All this meant that IBM and Microsoft were serving different masters when they worked on OS/2. It’s no wonder they had trouble reaching common ground and ultimately split up, with Microsoft developing Windows and IBM trying to continue to improve OS/2.
Now look at what is going on with Windows 8. It also began its life trying to solve one problem (having the same OS on desktops, tablets and phones) but really trying to solve something else: how to beat Apple with a better tablet OS. That doesn’t bode well. The misfire of Vista, an OS that no one could love or care about, is already behind us. All that Vista accomplished was to put XP more firmly in our minds and keep it on our desktops longer. Could an OS really serve two masters equally well? Wait a minute, didn’t I just answer that question?
One of OS/2’s problems is that its protected mode was very bad at running legacy apps. Almost none of the DOS apps ran on the first several OS/2 versions. Sound familiar? Win 8 is also having problems running legacy Windows XP apps.
When OS/2 was being built, most people were using 8-bit apps and didn’t really care much (unlike the tech writers) about the move toward 16-bit computing. Because of the upgrade, it was hard to find OS/2 drivers for peripherals such as printers. In my book from 1988, I had written, “UNIX has been able to offer just about everything OS/2 intends to offer for more than a year.” Little did I know that Unix would find its way inside the Mac OS and take off in subsequent years. Now we are used to the world of 32-bit and have trouble caring about 64-bit apps, and we have issues finding drivers for 64-bit Windows. Hmm.
Win 8 also has two different personalities, the old style “Start” that it inherited from XP and the new “Metrosexual” button display that it seems to have inherited from Windows Mobile. OS/2 started out with a simple text-only task switcher and quickly got a graphical UI that was crude and looked like something from a mainframe terminal designer.
(Thanks to PC Magazine for the archive screen shot.)
As Nokia and Microsoft work on Win 8, they might end up going their separate ways too, with one doing an OS optimized for phones and the other for PCs and tablets.

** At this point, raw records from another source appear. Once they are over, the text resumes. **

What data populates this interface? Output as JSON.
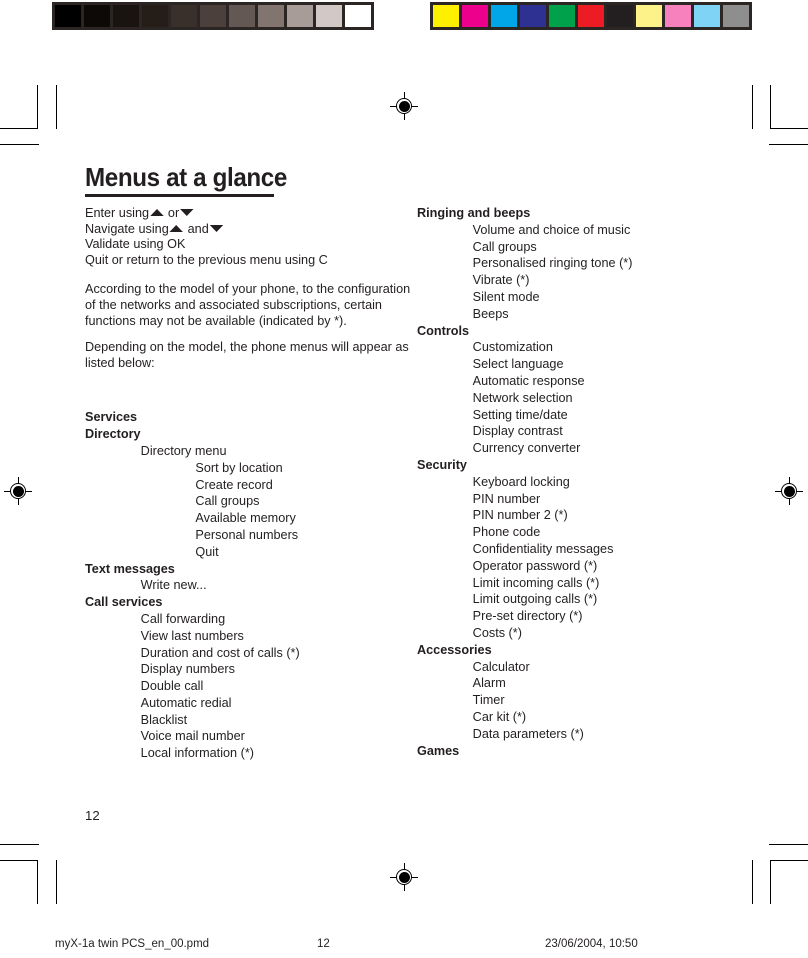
{
  "document": {
    "title": "Menus at a glance",
    "page_number": "12"
  },
  "calibration": {
    "grayscale_label": "grayscale-step-wedge",
    "grayscale_patches": [
      "#000000",
      "#0c0907",
      "#19140f",
      "#241d18",
      "#3a302b",
      "#4b403c",
      "#635854",
      "#82756f",
      "#a89c98",
      "#d2c8c5",
      "#ffffff"
    ],
    "color_label": "color-control-bar",
    "color_patches": [
      "#fff000",
      "#ec008c",
      "#00a6e8",
      "#2e3192",
      "#00a14b",
      "#ed1c24",
      "#231f20",
      "#fdf18a",
      "#f681bd",
      "#7fd4f5",
      "#8e8e8e"
    ]
  },
  "intro": {
    "keys_line_1_before": "Enter using",
    "keys_line_1_mid": "or",
    "keys_line_2_before": "Navigate using",
    "keys_line_2_mid": "and",
    "keys_line_3": "Validate using OK",
    "keys_line_4": "Quit or return to the previous menu using C",
    "paragraph_1": "According to the model of your phone, to the configuration of the networks and associated subscriptions, certain functions may not be available (indicated by *).",
    "paragraph_2": "Depending on the model, the phone menus will appear as listed below:"
  },
  "menu_left": [
    {
      "level": 0,
      "label": "Services"
    },
    {
      "level": 0,
      "label": "Directory"
    },
    {
      "level": 1,
      "label": "Directory menu"
    },
    {
      "level": 2,
      "label": "Sort by location"
    },
    {
      "level": 2,
      "label": "Create record"
    },
    {
      "level": 2,
      "label": "Call groups"
    },
    {
      "level": 2,
      "label": "Available memory"
    },
    {
      "level": 2,
      "label": "Personal numbers"
    },
    {
      "level": 2,
      "label": "Quit"
    },
    {
      "level": 0,
      "label": "Text messages"
    },
    {
      "level": 1,
      "label": "Write new..."
    },
    {
      "level": 0,
      "label": "Call services"
    },
    {
      "level": 1,
      "label": "Call forwarding"
    },
    {
      "level": 1,
      "label": "View last numbers"
    },
    {
      "level": 1,
      "label": "Duration and cost of calls (*)"
    },
    {
      "level": 1,
      "label": "Display numbers"
    },
    {
      "level": 1,
      "label": "Double call"
    },
    {
      "level": 1,
      "label": "Automatic redial"
    },
    {
      "level": 1,
      "label": "Blacklist"
    },
    {
      "level": 1,
      "label": "Voice mail number"
    },
    {
      "level": 1,
      "label": "Local information (*)"
    }
  ],
  "menu_right": [
    {
      "level": 0,
      "label": "Ringing and beeps"
    },
    {
      "level": 1,
      "label": "Volume and choice of music"
    },
    {
      "level": 1,
      "label": "Call groups"
    },
    {
      "level": 1,
      "label": "Personalised ringing tone (*)"
    },
    {
      "level": 1,
      "label": "Vibrate (*)"
    },
    {
      "level": 1,
      "label": "Silent mode"
    },
    {
      "level": 1,
      "label": "Beeps"
    },
    {
      "level": 0,
      "label": "Controls"
    },
    {
      "level": 1,
      "label": "Customization"
    },
    {
      "level": 1,
      "label": "Select language"
    },
    {
      "level": 1,
      "label": "Automatic response"
    },
    {
      "level": 1,
      "label": "Network selection"
    },
    {
      "level": 1,
      "label": "Setting time/date"
    },
    {
      "level": 1,
      "label": "Display contrast"
    },
    {
      "level": 1,
      "label": "Currency converter"
    },
    {
      "level": 0,
      "label": "Security"
    },
    {
      "level": 1,
      "label": "Keyboard locking"
    },
    {
      "level": 1,
      "label": "PIN number"
    },
    {
      "level": 1,
      "label": "PIN number 2 (*)"
    },
    {
      "level": 1,
      "label": "Phone code"
    },
    {
      "level": 1,
      "label": "Confidentiality messages"
    },
    {
      "level": 1,
      "label": "Operator password (*)"
    },
    {
      "level": 1,
      "label": "Limit incoming calls (*)"
    },
    {
      "level": 1,
      "label": "Limit outgoing calls (*)"
    },
    {
      "level": 1,
      "label": "Pre-set directory (*)"
    },
    {
      "level": 1,
      "label": "Costs (*)"
    },
    {
      "level": 0,
      "label": "Accessories"
    },
    {
      "level": 1,
      "label": "Calculator"
    },
    {
      "level": 1,
      "label": "Alarm"
    },
    {
      "level": 1,
      "label": "Timer"
    },
    {
      "level": 1,
      "label": "Car kit (*)"
    },
    {
      "level": 1,
      "label": "Data parameters (*)"
    },
    {
      "level": 0,
      "label": "Games"
    }
  ],
  "print_footer": {
    "filename": "myX-1a twin PCS_en_00.pmd",
    "page": "12",
    "timestamp": "23/06/2004, 10:50"
  }
}
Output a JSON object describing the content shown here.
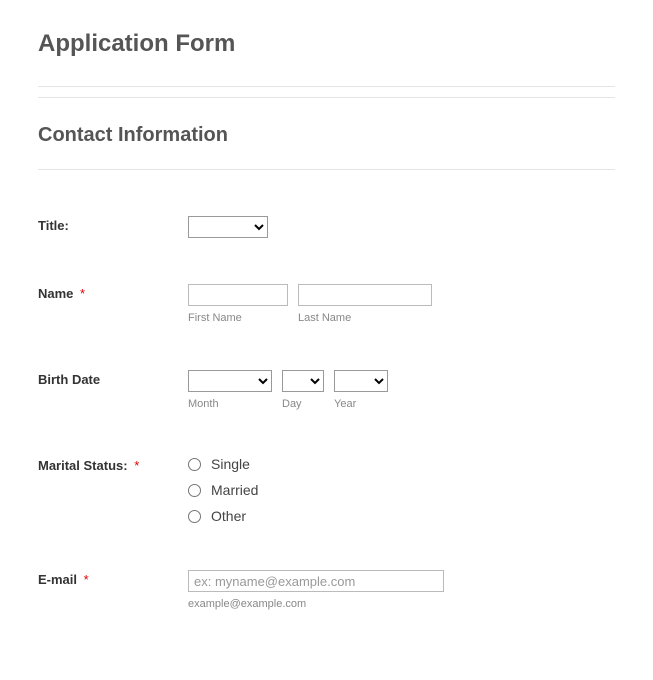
{
  "page_title": "Application Form",
  "section_title": "Contact Information",
  "required_mark": "*",
  "fields": {
    "title": {
      "label": "Title:"
    },
    "name": {
      "label": "Name",
      "first_sub": "First Name",
      "last_sub": "Last Name"
    },
    "birth_date": {
      "label": "Birth Date",
      "month_sub": "Month",
      "day_sub": "Day",
      "year_sub": "Year"
    },
    "marital_status": {
      "label": "Marital Status:",
      "options": {
        "single": "Single",
        "married": "Married",
        "other": "Other"
      }
    },
    "email": {
      "label": "E-mail",
      "placeholder": "ex: myname@example.com",
      "sub": "example@example.com"
    }
  }
}
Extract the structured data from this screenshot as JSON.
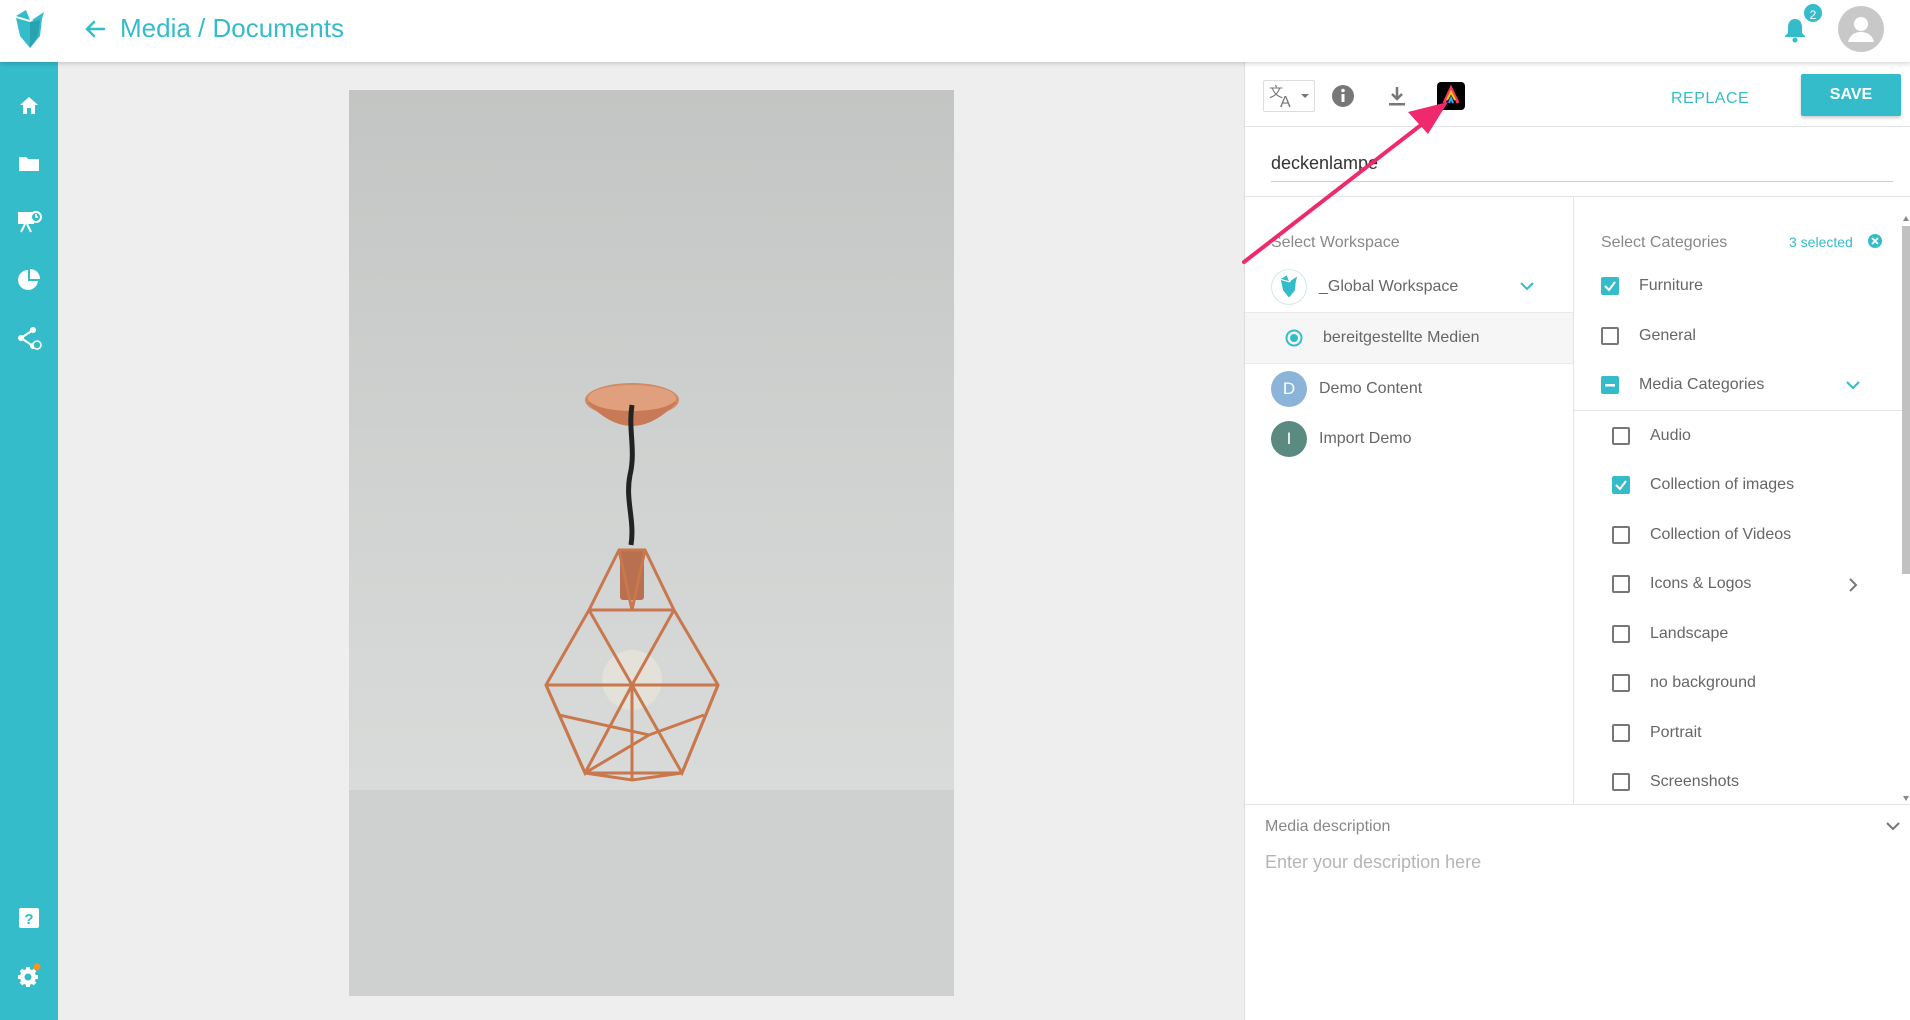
{
  "header": {
    "title": "Media / Documents",
    "notification_count": "2"
  },
  "sidebar": {
    "items": [
      {
        "icon": "home-icon"
      },
      {
        "icon": "folder-icon"
      },
      {
        "icon": "presentation-icon"
      },
      {
        "icon": "pie-chart-icon"
      },
      {
        "icon": "share-icon"
      },
      {
        "icon": "help-icon"
      },
      {
        "icon": "settings-icon"
      }
    ]
  },
  "toolbar": {
    "replace_label": "REPLACE",
    "save_label": "SAVE"
  },
  "media": {
    "title_value": "deckenlampe"
  },
  "workspace": {
    "label": "Select Workspace",
    "selected": "_Global Workspace",
    "sub_item": "bereitgestellte Medien",
    "others": [
      {
        "initial": "D",
        "name": "Demo Content",
        "color": "#8cb4d8"
      },
      {
        "initial": "I",
        "name": "Import Demo",
        "color": "#5a8a80"
      }
    ]
  },
  "categories": {
    "label": "Select Categories",
    "selected_count": "3 selected",
    "top_items": [
      {
        "name": "Furniture",
        "checked": true
      },
      {
        "name": "General",
        "checked": false
      },
      {
        "name": "Media Categories",
        "checked": "indeterminate"
      }
    ],
    "sub_items": [
      {
        "name": "Audio",
        "checked": false
      },
      {
        "name": "Collection of images",
        "checked": true
      },
      {
        "name": "Collection of Videos",
        "checked": false
      },
      {
        "name": "Icons & Logos",
        "checked": false
      },
      {
        "name": "Landscape",
        "checked": false
      },
      {
        "name": "no background",
        "checked": false
      },
      {
        "name": "Portrait",
        "checked": false
      },
      {
        "name": "Screenshots",
        "checked": false
      }
    ]
  },
  "description": {
    "label": "Media description",
    "placeholder": "Enter your description here"
  },
  "colors": {
    "accent": "#34bccb",
    "arrow": "#f0296e"
  }
}
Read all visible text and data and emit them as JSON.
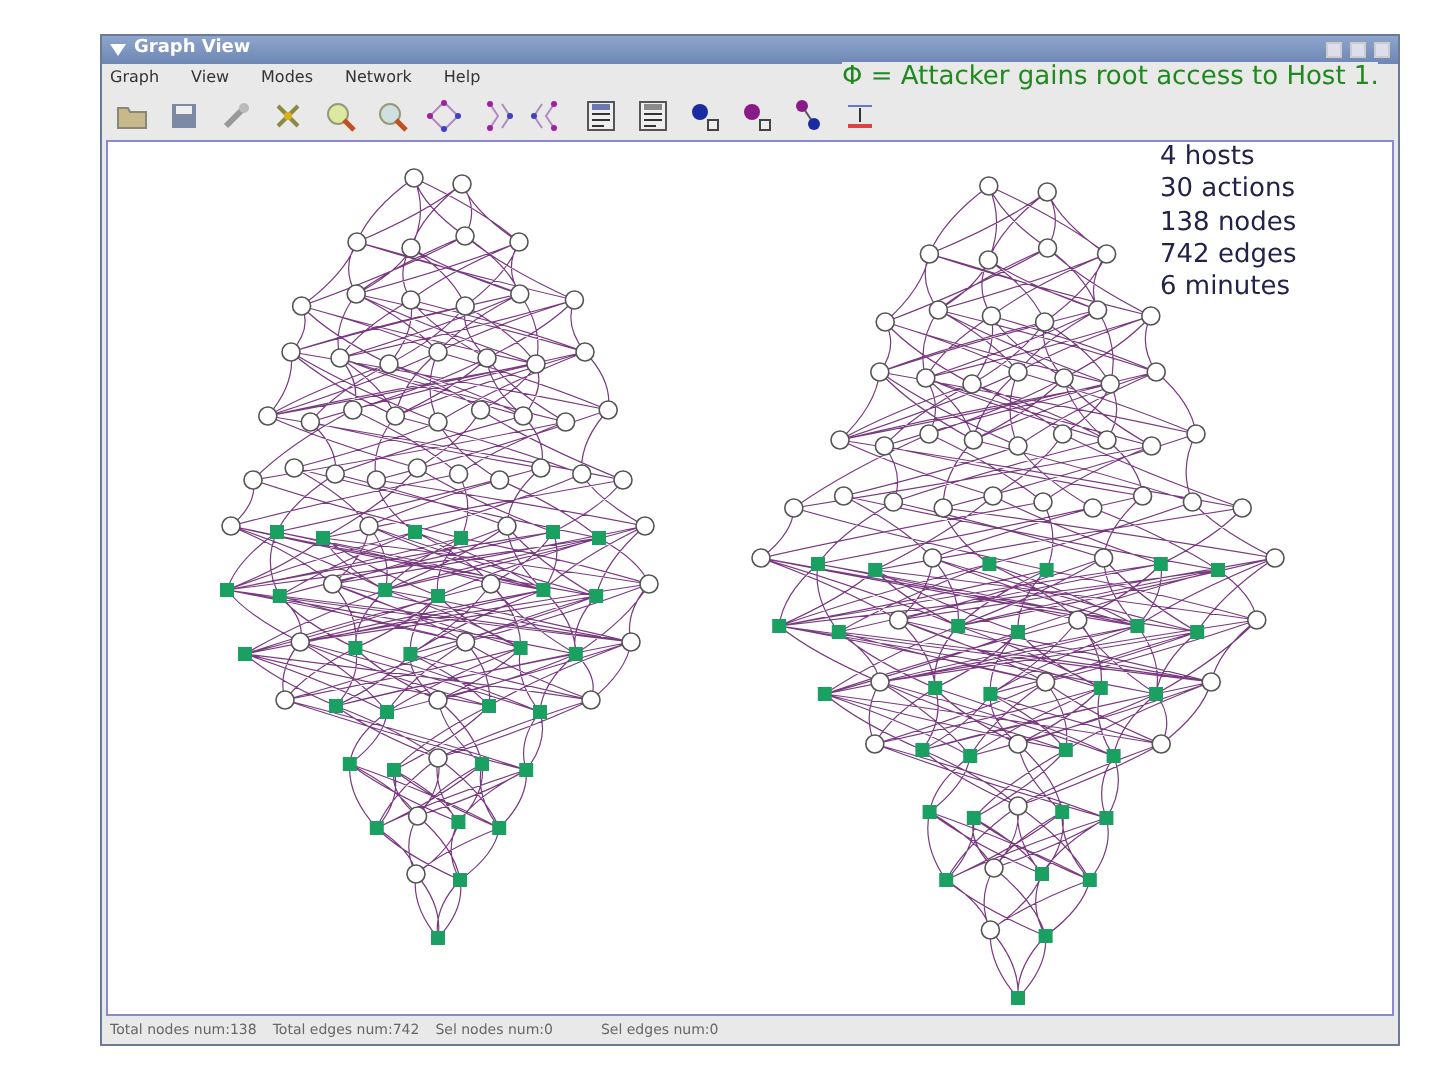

OS/2 came with communications and database servers built-in, at least with the IBM version. But these were ahead of their time. Now most OS’s have full comms and database capabilities. Ironically, one of the hardest challenges that many business app developers have with the iPad is the lack of a built-in database and the APIs to access the same.
So will Win 8 be more like OS/2 or XP in terms of success? Hard to say at this point. But the similarities are somewhat chilling.